For our new studio space in London’s Shoreditch area, we commissioned and collaborated with the Sam Jacob Studio.
The SJS’s approach was to create a raw yet refined atmosphere, where each component of the space is articulated. By making the decisions and assembly visible in the project’s finished state, it retains a sense of the design process and thinking.
As an international design studio, we value ‘collective openness’ and celebrate different viewpoints and skill-sets. The collection of raw-yet-curated materials used in this new space reflects this sentiment. Our studio now not only represents how we work in a very honest manner but also gives us inspiration and surprises.
The design utilised a rich mix of both natural and industrial materials; cement board are set next to marble panels, cast concrete objects are used alongside chunks of timber. These are brought together to create a language of contrasting materials with different values, textures, finishes and reference points. Rather than resolving into a single aesthetic, the pallet feels more like an architect’s material library, where unexpected juxtapositions occur through cataloguing.
This variety is held together by frameworks and armatures that give the space its structure. Powder-coated steel frames are used to create the skeleton of the kitchen/workshop space, with appliances, panelling, cupboards and storage simply slotted in. The same powder-coated frames are used to create specially designed furniture including a long central table for the office. Panels of marble, plywood and cement board are dropped into these simple frames to create tabletops.
New partitions and shelving are created by assembling materials in a series of ‘stacks’ and ‘piles’. White horizontal planks are supported by a series of objects and material fragments, O’s and X’s cast in concrete, orange-tinted acrylic tubes, sections of a silver birch tree, reflective chromed pipe, even piles of material offcuts salvaged from the process of fabrication are used to create the stacked structures.
It's a system that learns from the most basic ways of placing one material on top of another where the process of assembly becomes the formal arrangement. Shelves created by the act of putting things on a shelf.
Sam Jacob said:
“It's always great to work with clients who themselves are designers. Takram works in a very different field but our discussions were very fluid and inspiring.

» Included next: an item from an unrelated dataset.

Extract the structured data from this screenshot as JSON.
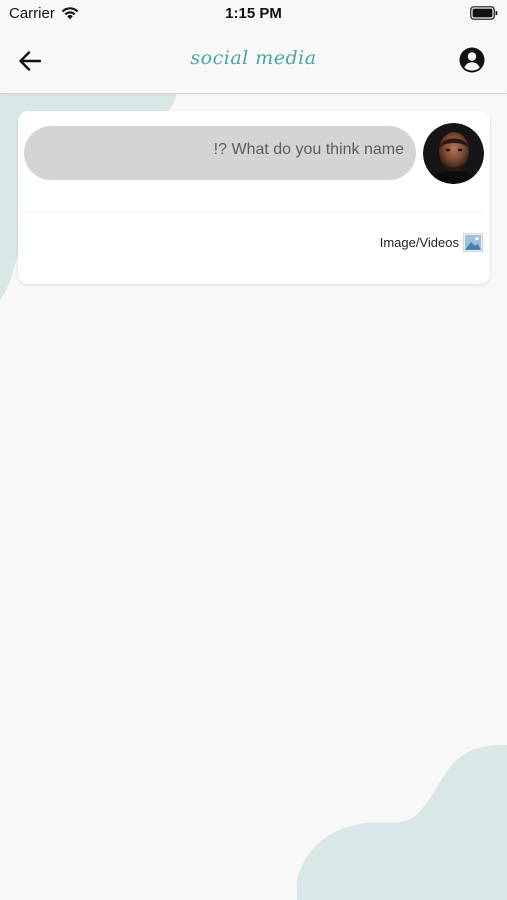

We wanted to articulate something of the process of design through the project, a place where the practicalities of project making become inspiring and unexpected.
Sam Jacob Studio